> **Exercise details**: Go through the records line by line. Report how many lines contain "Example", with nothing else.
** Opening Supplied information block **
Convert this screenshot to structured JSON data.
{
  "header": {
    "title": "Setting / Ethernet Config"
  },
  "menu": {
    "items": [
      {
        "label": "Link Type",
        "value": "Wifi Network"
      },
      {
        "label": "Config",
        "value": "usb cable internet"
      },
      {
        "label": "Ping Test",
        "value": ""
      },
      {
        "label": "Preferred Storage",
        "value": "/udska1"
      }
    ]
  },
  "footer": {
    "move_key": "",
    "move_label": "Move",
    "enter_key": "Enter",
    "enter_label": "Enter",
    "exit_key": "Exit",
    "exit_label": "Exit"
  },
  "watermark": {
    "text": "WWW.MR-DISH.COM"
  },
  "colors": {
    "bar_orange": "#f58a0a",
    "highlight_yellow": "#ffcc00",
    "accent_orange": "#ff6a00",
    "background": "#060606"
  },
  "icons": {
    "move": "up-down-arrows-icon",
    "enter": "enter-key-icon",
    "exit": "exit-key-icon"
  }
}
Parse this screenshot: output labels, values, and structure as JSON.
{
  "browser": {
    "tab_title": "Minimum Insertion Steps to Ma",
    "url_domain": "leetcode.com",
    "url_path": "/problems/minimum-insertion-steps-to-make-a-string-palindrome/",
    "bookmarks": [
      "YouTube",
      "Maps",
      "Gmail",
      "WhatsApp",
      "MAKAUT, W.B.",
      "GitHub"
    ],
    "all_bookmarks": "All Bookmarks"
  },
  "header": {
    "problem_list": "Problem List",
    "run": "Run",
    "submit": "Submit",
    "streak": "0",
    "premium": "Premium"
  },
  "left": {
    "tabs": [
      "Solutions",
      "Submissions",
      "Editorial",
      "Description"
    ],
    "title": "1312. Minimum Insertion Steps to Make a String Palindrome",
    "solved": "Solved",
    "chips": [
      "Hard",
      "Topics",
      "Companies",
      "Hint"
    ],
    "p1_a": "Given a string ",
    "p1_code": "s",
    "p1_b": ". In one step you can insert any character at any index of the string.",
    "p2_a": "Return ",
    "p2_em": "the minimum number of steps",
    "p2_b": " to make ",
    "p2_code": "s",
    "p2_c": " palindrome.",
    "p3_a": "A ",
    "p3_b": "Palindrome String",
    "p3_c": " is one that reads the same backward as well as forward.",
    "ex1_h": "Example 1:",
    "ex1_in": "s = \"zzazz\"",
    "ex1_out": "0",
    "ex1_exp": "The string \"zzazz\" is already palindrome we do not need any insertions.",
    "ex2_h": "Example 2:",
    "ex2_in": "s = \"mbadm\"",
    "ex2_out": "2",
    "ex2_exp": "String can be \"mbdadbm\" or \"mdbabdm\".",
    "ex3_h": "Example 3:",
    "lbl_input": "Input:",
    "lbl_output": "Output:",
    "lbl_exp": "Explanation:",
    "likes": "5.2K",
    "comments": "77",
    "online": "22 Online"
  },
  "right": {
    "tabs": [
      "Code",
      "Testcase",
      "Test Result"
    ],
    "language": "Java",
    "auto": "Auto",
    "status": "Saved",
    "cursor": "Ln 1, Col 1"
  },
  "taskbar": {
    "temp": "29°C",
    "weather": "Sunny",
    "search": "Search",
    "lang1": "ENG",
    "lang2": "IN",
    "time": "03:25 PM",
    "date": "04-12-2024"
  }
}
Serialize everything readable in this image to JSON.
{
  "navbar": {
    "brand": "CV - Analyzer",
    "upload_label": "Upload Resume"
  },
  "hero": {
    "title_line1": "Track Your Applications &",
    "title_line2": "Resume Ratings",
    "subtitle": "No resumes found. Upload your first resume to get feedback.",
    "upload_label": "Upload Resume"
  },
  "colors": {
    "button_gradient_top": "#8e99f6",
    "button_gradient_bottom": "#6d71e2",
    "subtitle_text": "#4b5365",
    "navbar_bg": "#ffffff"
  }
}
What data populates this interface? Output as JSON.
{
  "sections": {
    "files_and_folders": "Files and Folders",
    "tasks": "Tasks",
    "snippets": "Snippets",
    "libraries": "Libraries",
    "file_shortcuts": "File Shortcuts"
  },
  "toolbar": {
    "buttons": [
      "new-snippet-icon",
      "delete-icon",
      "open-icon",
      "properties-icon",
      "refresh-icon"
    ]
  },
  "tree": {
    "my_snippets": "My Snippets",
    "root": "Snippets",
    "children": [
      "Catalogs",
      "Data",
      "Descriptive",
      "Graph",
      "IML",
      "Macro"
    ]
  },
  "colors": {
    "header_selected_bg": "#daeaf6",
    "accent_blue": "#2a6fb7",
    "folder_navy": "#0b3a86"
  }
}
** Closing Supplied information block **
> **Result**: 3